• Thanks for the clarification; I am getting angles per unit time as my input, though I also have the option of using some internal algorithms on my hardware to give straight-up roll/pitch/yaw. However this gives less freedom in whatever software I implement (maybe I can do something better for instance). – JDS Aug 22 '13 at 17:18

Let's start by stripping out the Kalman filter terms, because this seems to be where you're initially confused.

Your dynamical system looks like this:

\begin{align*} x_t &= F x_{t-1} + w_t, \\ z_t &= H x_t + v_t. \end{align*}

I've dropped the subscript $t$ from the matrices since we'll assume for now that those aren't going to change with time.

Your system dynamics are described by $F$. This is sometimes called the "plant matrix". This describes how your states evolve in terms of a previous state vector. So this matrix will completely describe your system dynamics.

The matrix $H$ is your observability matrix. You cannot necessarily directly observe every state. If you can, this term would be the identity matrix. But sometimes what you can observe is a sum of other states. For instance, you might not be able to directly measure the RPMs of your transmission output shaft, but you can measure the RPMs of your engine and your wheels. In this case, your tire RPM is your engine RPM stepped down (or up) by your transmission gear ratio. So while you cannot observe it directly, you can certainly write it as a function of other measurable states.

You should know your $F$ and $H$ matrices, in general, from first principles. In practice, you don't always know them, and you need to estimate them. But that's a different problem not entirely related to Kalman filtering, so for now I'll assume you can derive them.

Kalman filtering comes in because of the noise terms, $w_t$ and $v_t$. There are unmeasurable process noises -- turbulence, manufacturing flaws, etc. -- which are described in $w_t$, and there are sensor noises -- line noise, sensor manufacturing flaws, etc. -- which are described by $v_t$.

The noise in each sensor state is not necessarily independent. For example, if you're flying an airplane, turbulence that affects your left wing will affect every state in your vehicle dynamics. So the effect of process noise is not independent with respect to each state.

Your $R$ and $Q$ matrices describe the interaction between these uncertainty effects.

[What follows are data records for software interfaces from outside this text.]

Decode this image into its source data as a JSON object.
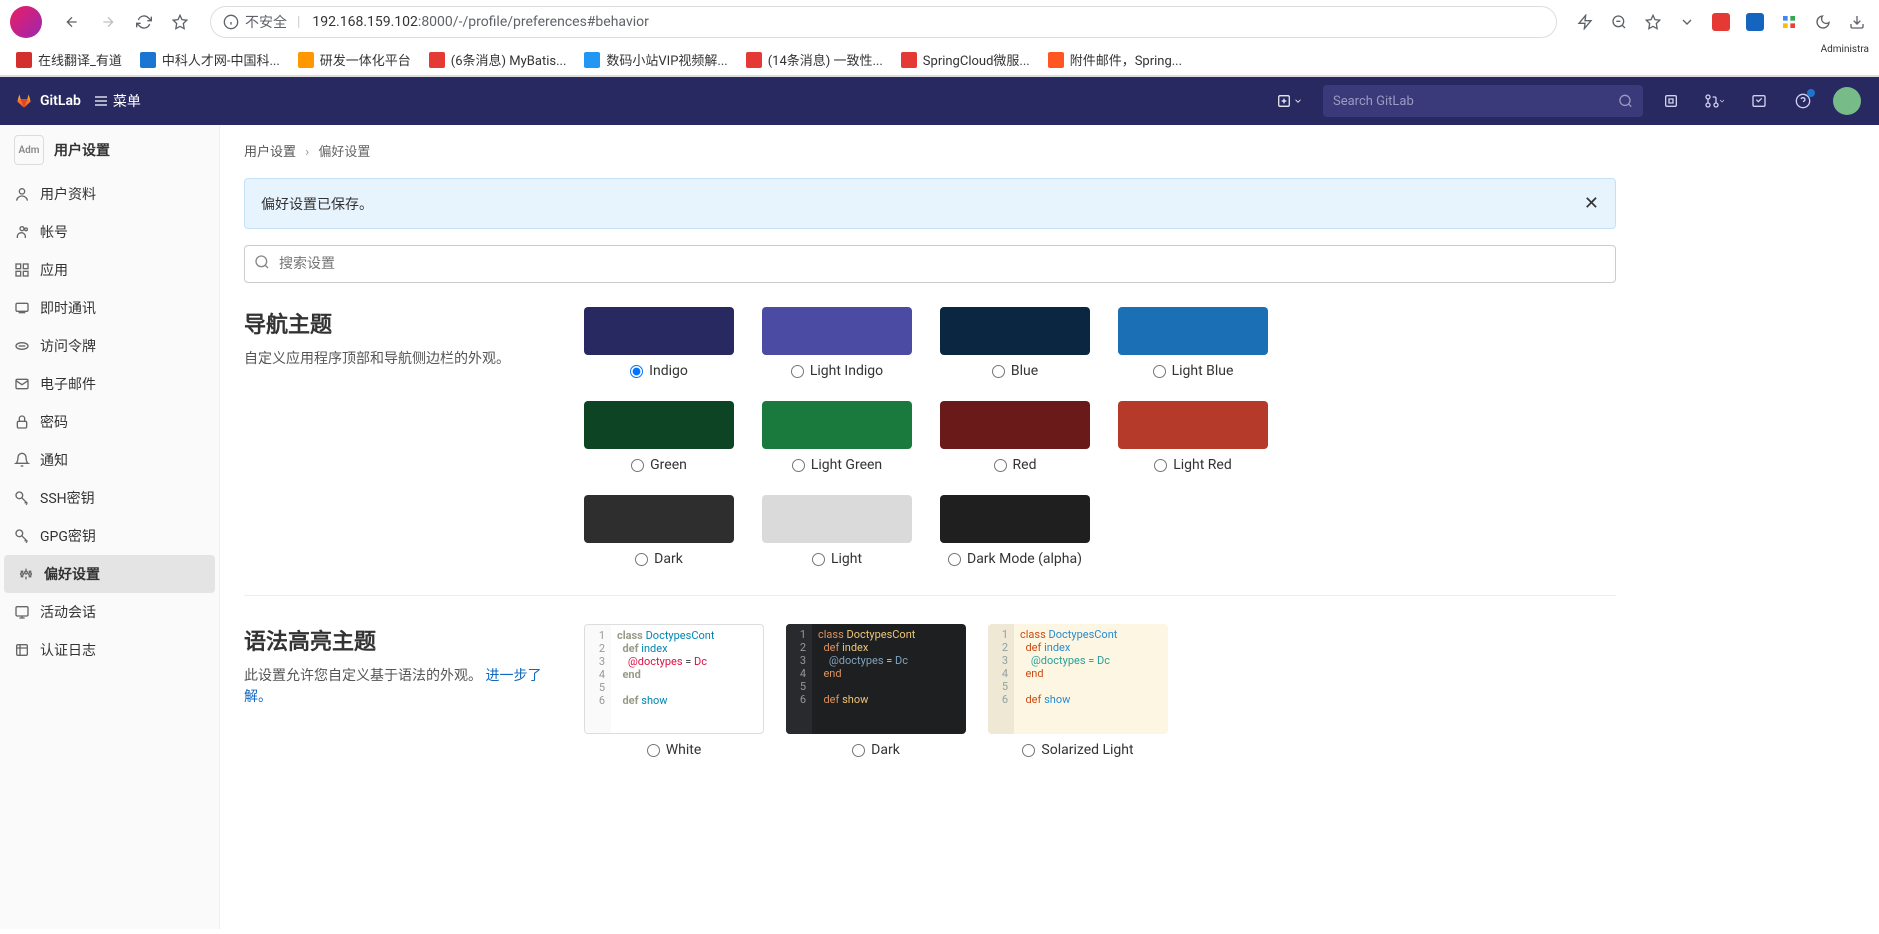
{
  "browser": {
    "security_text": "不安全",
    "url_host": "192.168.159.102",
    "url_port": ":8000",
    "url_path": "/-/profile/preferences#behavior"
  },
  "bookmarks": [
    {
      "label": "在线翻译_有道",
      "color": "#d32f2f"
    },
    {
      "label": "中科人才网-中国科...",
      "color": "#1976d2"
    },
    {
      "label": "研发一体化平台",
      "color": "#ff9800"
    },
    {
      "label": "(6条消息) MyBatis...",
      "color": "#e53935"
    },
    {
      "label": "数码小站VIP视频解...",
      "color": "#2196f3"
    },
    {
      "label": "(14条消息) 一致性...",
      "color": "#e53935"
    },
    {
      "label": "SpringCloud微服...",
      "color": "#e53935"
    },
    {
      "label": "附件邮件，Spring...",
      "color": "#ff5722"
    }
  ],
  "header": {
    "brand": "GitLab",
    "menu": "菜单",
    "search_placeholder": "Search GitLab",
    "admin_label": "Administra"
  },
  "sidebar": {
    "title": "用户设置",
    "avatar_alt": "Adm",
    "items": [
      {
        "label": "用户资料"
      },
      {
        "label": "帐号"
      },
      {
        "label": "应用"
      },
      {
        "label": "即时通讯"
      },
      {
        "label": "访问令牌"
      },
      {
        "label": "电子邮件"
      },
      {
        "label": "密码"
      },
      {
        "label": "通知"
      },
      {
        "label": "SSH密钥"
      },
      {
        "label": "GPG密钥"
      },
      {
        "label": "偏好设置"
      },
      {
        "label": "活动会话"
      },
      {
        "label": "认证日志"
      }
    ],
    "active_index": 10
  },
  "breadcrumb": {
    "root": "用户设置",
    "current": "偏好设置"
  },
  "alert": {
    "text": "偏好设置已保存。"
  },
  "search": {
    "placeholder": "搜索设置"
  },
  "nav_theme": {
    "title": "导航主题",
    "desc": "自定义应用程序顶部和导航侧边栏的外观。",
    "selected": "Indigo",
    "options": [
      {
        "label": "Indigo",
        "color": "#292961"
      },
      {
        "label": "Light Indigo",
        "color": "#4b4ba3"
      },
      {
        "label": "Blue",
        "color": "#0b2640"
      },
      {
        "label": "Light Blue",
        "color": "#1a6fb5"
      },
      {
        "label": "Green",
        "color": "#0d4524"
      },
      {
        "label": "Light Green",
        "color": "#1a7a3d"
      },
      {
        "label": "Red",
        "color": "#6b1a1a"
      },
      {
        "label": "Light Red",
        "color": "#b53a2a"
      },
      {
        "label": "Dark",
        "color": "#2e2e2e"
      },
      {
        "label": "Light",
        "color": "#dadada"
      },
      {
        "label": "Dark Mode (alpha)",
        "color": "#1f1f1f"
      }
    ]
  },
  "syntax_theme": {
    "title": "语法高亮主题",
    "desc_prefix": "此设置允许您自定义基于语法的外观。",
    "link": "进一步了解。",
    "options": [
      "White",
      "Dark",
      "Solarized Light"
    ],
    "code_lines": [
      "class DoctypesCont",
      "  def index",
      "    @doctypes = Dc",
      "  end",
      "",
      "  def show"
    ]
  }
}
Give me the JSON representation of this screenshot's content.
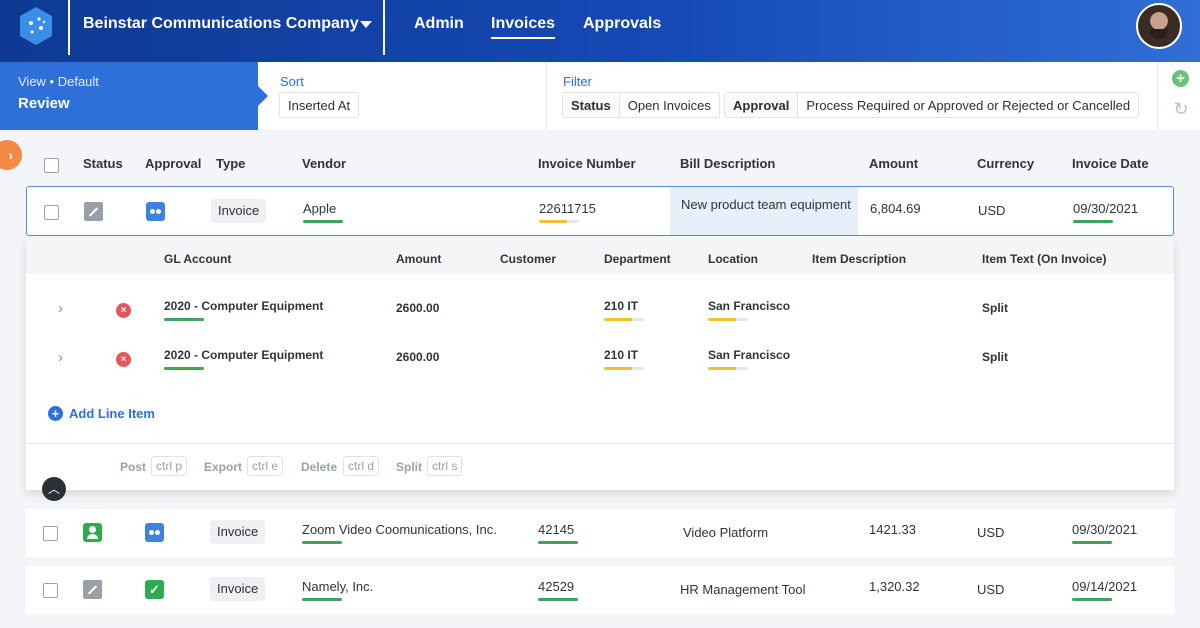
{
  "header": {
    "company": "Beinstar Communications Company",
    "nav": [
      "Admin",
      "Invoices",
      "Approvals"
    ],
    "active_nav": "Invoices"
  },
  "viewbar": {
    "view_small": "View • Default",
    "view_name": "Review",
    "sort_label": "Sort",
    "sort_value": "Inserted At",
    "filter_label": "Filter",
    "filters": [
      {
        "key": "Status",
        "value": "Open Invoices"
      },
      {
        "key": "Approval",
        "value": "Process Required or Approved or Rejected or Cancelled"
      }
    ]
  },
  "table": {
    "columns": [
      "Status",
      "Approval",
      "Type",
      "Vendor",
      "Invoice Number",
      "Bill Description",
      "Amount",
      "Currency",
      "Invoice Date"
    ],
    "rows": [
      {
        "type": "Invoice",
        "vendor": "Apple",
        "invoice_number": "22611715",
        "bill_description": "New product team equipment",
        "amount": "6,804.69",
        "currency": "USD",
        "invoice_date": "09/30/2021",
        "status_icon": "edit-icon",
        "approval_icon": "pending-approval-icon"
      },
      {
        "type": "Invoice",
        "vendor": "Zoom Video Coomunications, Inc.",
        "invoice_number": "42145",
        "bill_description": "Video Platform",
        "amount": "1421.33",
        "currency": "USD",
        "invoice_date": "09/30/2021",
        "status_icon": "user-icon",
        "approval_icon": "pending-approval-icon"
      },
      {
        "type": "Invoice",
        "vendor": "Namely, Inc.",
        "invoice_number": "42529",
        "bill_description": "HR Management Tool",
        "amount": "1,320.32",
        "currency": "USD",
        "invoice_date": "09/14/2021",
        "status_icon": "edit-icon",
        "approval_icon": "check-icon"
      }
    ]
  },
  "lines": {
    "columns": [
      "GL Account",
      "Amount",
      "Customer",
      "Department",
      "Location",
      "Item Description",
      "Item Text (On Invoice)"
    ],
    "items": [
      {
        "gl_account": "2020 - Computer Equipment",
        "amount": "2600.00",
        "customer": "",
        "department": "210 IT",
        "location": "San Francisco",
        "item_description": "",
        "item_text": "Split"
      },
      {
        "gl_account": "2020 - Computer Equipment",
        "amount": "2600.00",
        "customer": "",
        "department": "210 IT",
        "location": "San Francisco",
        "item_description": "",
        "item_text": "Split"
      }
    ],
    "add_label": "Add Line Item",
    "actions": [
      {
        "label": "Post",
        "shortcut": "ctrl p"
      },
      {
        "label": "Export",
        "shortcut": "ctrl e"
      },
      {
        "label": "Delete",
        "shortcut": "ctrl d"
      },
      {
        "label": "Split",
        "shortcut": "ctrl s"
      }
    ]
  },
  "colors": {
    "brand": "#1549b5",
    "accent": "#2d70d9",
    "success": "#2eaa4f",
    "warning": "#f2c037",
    "danger": "#e9535a"
  }
}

You can estimate them using any of several techniques. Which technique works best is really dependent on your application and your data. Certainly, if you have lots of real-world measurements, you can do some autocovariance computations and approximate these matrices.

Finally, your matrix $P$ is what the Kalman filter is really all about. $P$ is a measure of the following quantity: "given some observed data $z_{t-1}$, where do we expect our states to be." Recall that the fundamental problem is that not all states are directly observable! And -- even when they are, there is noise. But, we have some pretty good faith in the accuracy of what we can observe. So given what we know about the system dynamics and what we observe, can we make a prediction about the state of the system.

The initial estimate of $P$ describes how well we really understand our initial conditions. Sometimes, we can pin them down exactly (for instance, measuring something on the ground). Other times, we're left with imperfect data (for instance, using radar data to estimate where a satellite is).

• I actually understand the theory and your answer pretty well; maybe that didn't cone across in the post. My problems are actually applying it. I don't know how to derive the dynamic model, for instance. Could I get some help on that? Cheers. – JDS Aug 21 '13 at 22:25
• You have to derive it from the physics of the problem. There's no general way. It all depends on your application. Asking how to derive the plant matrix is like asking to describe art. There's no one answer. – Emily Aug 22 '13 at 0:13
• Thank you, I figured this was likely the case. Could you recommend resources for me going forwards? I really do feel like my lack of knowledge in dynamics is a critical factor here. I mean, I know about integrating acceleration twice to get position, but combining with gyro data to get something more accurate?? Cheers. – JDS Aug 22 '13 at 17:20